Tonight I will light a candle for James and I will light another for all of the angels I have met through this community. Their numbers grow the more I reach out and meet parents like me. Each angel is special to me and I send my light up to them tonight and hope they can send their light back down to their parents. We love you angels. We miss you.


I think of James everyday so each season brings different emotions and memories surrounding him.

It’s hard to separate any sadness I have for James from the SAD (seasonal affective disorder) of dark, cold, Pacific NW winters. I usually handle winters here well, but after the New Year I sometimes do tend to get a bit gloomy and it’s easier to wallow in my grief during those times. Earlier in the winter, holidays can sometimes be hard. I wish that James was with us, but I also wish other people were with us too. A general nostalgia for how life used to be can cloud the holidays but I try to hold on to the cheer that makes this season so special for me.

Spring is perhaps when I miss James the most. I relished my pregnancy at that time of the year, entering my third trimester. I spent a lot of time in my garden that spring, as I have every year since. Spring is full of hope and even though at that time we knew that James would have some health challenges, I was also full of hope. I love the spring. Born May 11, just one week before our wedding anniversary, and Mother’s Day usually somewhere in between, late spring is filled with reasons to celebrate and reasons to mourn.

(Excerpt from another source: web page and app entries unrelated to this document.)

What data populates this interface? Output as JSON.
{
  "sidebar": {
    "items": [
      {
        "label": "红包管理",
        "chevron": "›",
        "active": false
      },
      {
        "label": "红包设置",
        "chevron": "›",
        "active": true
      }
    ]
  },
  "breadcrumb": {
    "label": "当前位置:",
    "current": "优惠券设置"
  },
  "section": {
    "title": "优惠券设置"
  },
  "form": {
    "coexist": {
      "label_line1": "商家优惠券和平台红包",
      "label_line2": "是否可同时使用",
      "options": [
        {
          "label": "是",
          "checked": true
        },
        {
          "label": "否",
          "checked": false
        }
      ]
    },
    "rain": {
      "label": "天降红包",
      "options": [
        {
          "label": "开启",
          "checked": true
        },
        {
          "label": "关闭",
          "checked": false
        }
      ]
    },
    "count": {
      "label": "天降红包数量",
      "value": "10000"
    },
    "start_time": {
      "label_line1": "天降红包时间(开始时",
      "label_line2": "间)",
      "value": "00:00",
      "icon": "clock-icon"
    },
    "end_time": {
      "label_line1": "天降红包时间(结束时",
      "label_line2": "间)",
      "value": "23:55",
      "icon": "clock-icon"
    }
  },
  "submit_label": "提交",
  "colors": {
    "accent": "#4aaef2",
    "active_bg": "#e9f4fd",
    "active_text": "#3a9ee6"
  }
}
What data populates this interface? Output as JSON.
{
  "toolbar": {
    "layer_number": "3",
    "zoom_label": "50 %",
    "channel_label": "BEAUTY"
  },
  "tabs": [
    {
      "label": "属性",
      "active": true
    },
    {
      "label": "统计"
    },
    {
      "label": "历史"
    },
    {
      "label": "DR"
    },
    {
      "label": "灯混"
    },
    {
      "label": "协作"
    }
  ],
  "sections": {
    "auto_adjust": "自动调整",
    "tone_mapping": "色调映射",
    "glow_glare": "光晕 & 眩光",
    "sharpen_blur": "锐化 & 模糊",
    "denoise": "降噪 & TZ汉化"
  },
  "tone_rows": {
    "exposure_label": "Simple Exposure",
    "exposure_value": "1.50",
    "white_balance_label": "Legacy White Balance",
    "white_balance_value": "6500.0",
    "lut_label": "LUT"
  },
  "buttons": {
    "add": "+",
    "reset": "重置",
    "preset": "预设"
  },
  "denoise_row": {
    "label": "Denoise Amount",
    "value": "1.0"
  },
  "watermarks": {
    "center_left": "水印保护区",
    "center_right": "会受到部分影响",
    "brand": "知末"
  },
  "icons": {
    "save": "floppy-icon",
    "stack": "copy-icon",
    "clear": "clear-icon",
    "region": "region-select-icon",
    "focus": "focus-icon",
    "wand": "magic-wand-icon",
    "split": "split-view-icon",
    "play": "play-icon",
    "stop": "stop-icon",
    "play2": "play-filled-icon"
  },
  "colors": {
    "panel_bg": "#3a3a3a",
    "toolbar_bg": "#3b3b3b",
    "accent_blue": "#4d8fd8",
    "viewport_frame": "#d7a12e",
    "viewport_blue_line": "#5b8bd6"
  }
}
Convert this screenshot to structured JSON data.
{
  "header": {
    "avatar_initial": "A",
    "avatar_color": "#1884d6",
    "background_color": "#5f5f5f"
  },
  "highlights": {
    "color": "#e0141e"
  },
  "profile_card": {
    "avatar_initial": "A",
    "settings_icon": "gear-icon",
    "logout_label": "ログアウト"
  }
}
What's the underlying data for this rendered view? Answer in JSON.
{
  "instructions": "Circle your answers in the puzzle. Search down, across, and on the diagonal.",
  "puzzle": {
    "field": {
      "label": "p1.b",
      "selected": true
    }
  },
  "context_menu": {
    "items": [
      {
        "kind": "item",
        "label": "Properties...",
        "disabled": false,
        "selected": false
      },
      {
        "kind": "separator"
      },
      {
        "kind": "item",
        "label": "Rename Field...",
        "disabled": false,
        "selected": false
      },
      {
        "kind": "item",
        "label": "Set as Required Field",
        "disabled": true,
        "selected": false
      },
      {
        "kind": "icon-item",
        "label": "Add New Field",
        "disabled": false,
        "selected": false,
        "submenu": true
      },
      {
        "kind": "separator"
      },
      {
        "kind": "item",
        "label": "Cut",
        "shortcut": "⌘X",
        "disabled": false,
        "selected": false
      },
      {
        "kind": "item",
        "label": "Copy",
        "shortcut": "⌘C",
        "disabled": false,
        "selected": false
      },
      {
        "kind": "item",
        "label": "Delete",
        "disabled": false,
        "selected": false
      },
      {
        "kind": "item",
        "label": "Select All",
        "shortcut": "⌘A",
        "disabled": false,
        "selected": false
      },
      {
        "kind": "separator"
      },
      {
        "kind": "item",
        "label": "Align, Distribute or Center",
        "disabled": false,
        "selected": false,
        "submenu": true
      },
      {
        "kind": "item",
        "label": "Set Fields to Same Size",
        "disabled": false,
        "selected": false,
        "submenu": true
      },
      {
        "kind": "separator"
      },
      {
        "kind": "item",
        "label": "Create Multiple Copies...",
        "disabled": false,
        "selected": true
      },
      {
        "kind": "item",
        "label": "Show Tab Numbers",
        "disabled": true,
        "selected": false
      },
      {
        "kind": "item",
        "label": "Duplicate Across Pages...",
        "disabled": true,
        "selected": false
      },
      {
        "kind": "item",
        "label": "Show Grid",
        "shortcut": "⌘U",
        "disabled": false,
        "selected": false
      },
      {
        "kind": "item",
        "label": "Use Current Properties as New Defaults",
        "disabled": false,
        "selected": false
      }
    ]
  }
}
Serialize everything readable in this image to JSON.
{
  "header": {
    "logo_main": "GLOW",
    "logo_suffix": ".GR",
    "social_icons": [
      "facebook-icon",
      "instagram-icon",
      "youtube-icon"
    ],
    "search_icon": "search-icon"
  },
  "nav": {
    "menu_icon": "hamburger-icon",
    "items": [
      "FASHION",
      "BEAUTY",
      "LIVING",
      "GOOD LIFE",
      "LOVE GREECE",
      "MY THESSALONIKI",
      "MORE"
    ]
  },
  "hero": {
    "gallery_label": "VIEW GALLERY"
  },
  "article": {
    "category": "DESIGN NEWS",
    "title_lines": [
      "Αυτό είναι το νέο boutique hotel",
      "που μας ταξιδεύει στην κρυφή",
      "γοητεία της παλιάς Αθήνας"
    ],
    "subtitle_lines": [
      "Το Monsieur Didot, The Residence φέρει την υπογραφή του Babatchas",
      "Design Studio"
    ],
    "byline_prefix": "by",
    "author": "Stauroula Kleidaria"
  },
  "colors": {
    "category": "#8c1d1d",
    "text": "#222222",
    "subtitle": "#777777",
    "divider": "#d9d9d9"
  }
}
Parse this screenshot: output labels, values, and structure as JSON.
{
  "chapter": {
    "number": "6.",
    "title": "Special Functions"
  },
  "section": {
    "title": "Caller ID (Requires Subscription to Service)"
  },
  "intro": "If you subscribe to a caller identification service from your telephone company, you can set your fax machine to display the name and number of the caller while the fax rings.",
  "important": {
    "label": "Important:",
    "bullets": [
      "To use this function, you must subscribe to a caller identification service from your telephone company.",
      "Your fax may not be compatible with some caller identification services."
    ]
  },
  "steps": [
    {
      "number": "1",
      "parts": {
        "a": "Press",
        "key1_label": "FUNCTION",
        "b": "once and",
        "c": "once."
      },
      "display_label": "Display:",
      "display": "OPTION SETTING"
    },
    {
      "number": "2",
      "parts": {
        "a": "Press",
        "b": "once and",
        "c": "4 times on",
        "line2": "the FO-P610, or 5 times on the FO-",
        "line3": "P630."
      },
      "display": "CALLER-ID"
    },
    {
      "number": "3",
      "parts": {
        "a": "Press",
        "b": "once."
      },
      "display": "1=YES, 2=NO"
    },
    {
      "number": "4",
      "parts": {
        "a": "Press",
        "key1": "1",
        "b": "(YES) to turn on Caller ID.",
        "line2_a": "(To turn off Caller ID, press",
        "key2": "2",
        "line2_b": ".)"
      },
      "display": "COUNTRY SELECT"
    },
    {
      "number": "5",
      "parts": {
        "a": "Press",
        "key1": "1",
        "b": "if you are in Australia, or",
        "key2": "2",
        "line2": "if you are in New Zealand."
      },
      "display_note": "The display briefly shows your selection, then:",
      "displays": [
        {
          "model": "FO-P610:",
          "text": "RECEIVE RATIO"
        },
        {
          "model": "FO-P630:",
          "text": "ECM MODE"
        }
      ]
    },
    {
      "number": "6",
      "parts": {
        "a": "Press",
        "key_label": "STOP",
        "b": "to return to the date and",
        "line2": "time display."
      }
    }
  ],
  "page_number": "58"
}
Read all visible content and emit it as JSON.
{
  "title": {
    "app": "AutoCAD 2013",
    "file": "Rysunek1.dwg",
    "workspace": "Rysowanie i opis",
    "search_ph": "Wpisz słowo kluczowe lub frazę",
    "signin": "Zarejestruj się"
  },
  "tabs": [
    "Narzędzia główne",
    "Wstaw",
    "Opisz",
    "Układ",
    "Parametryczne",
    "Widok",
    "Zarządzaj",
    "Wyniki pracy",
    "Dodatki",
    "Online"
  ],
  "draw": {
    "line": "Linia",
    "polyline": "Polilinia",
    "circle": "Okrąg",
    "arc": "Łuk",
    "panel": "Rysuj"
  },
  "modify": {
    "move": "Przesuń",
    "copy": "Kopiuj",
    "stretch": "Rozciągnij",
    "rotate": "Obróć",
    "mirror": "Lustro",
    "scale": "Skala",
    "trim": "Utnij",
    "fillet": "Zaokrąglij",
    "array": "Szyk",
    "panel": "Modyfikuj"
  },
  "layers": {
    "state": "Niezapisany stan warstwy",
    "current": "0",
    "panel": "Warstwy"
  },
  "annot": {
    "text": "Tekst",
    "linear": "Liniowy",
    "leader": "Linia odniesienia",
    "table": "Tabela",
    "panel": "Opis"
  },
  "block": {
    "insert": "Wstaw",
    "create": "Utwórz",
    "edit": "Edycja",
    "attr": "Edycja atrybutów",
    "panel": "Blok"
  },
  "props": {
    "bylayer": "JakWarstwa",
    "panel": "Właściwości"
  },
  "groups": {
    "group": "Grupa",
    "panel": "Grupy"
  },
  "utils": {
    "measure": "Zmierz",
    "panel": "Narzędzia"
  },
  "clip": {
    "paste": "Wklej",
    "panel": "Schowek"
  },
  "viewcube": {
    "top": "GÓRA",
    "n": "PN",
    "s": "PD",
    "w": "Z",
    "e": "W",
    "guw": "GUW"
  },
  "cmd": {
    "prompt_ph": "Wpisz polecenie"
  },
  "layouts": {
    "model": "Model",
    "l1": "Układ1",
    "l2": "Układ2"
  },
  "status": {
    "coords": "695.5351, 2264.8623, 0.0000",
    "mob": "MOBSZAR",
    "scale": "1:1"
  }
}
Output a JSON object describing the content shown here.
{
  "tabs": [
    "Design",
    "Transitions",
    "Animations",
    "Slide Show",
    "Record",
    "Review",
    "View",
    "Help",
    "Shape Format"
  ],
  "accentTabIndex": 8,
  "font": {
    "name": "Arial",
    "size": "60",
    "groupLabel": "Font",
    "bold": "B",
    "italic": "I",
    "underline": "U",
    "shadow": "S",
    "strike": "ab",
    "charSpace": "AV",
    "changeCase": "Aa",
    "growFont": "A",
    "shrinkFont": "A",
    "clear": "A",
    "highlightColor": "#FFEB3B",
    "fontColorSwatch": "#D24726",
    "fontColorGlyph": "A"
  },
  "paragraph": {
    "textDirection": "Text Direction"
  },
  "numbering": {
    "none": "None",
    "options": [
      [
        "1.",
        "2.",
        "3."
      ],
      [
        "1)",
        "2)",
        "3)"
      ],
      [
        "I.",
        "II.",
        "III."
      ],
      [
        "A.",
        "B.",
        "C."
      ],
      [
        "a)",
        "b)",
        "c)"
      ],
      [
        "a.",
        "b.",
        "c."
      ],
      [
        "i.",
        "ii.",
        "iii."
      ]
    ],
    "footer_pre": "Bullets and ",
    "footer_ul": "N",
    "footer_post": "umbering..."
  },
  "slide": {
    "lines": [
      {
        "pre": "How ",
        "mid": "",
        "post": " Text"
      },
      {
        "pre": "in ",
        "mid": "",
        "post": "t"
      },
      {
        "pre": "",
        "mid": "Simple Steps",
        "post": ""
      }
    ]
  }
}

The short time that James was with us was during the summer. I’m usually so busy with work that I don’t have much time to reflect on where we were that summer. But occasionally, I’ll get a pang of longing for the Ronald McDonald House or Seattle Children’s Hospital and think about our day to day lives that summer. I wanted to get out of there so bad when we were living it. Just to get back to Portland and live a normal life with James. But now that it’s all in the past, I cling to those memories of mundane walks between the house and hospital. Or late nights staying up with James when the hospital was quieter. It’s a chapter unlike any other in my story. And when I slow down in my summers now, I can almost feel what it was like. July 12th is always heartbreaking. Marking more distance between the day that we said goodbye and the present.

Fall is when I long for James the most. That first autumn after he died I was aching for the grey rainy season to start. I just needed the weather to mirror what I was feeling. I needed to have the excuse to hole up in my home and stare out the window. It lends to a type of contemplation that is jut easier with that type of weather. I now also long for this project. Fall to me now means remembering James during Pregnancy and Infant Loss Awareness month.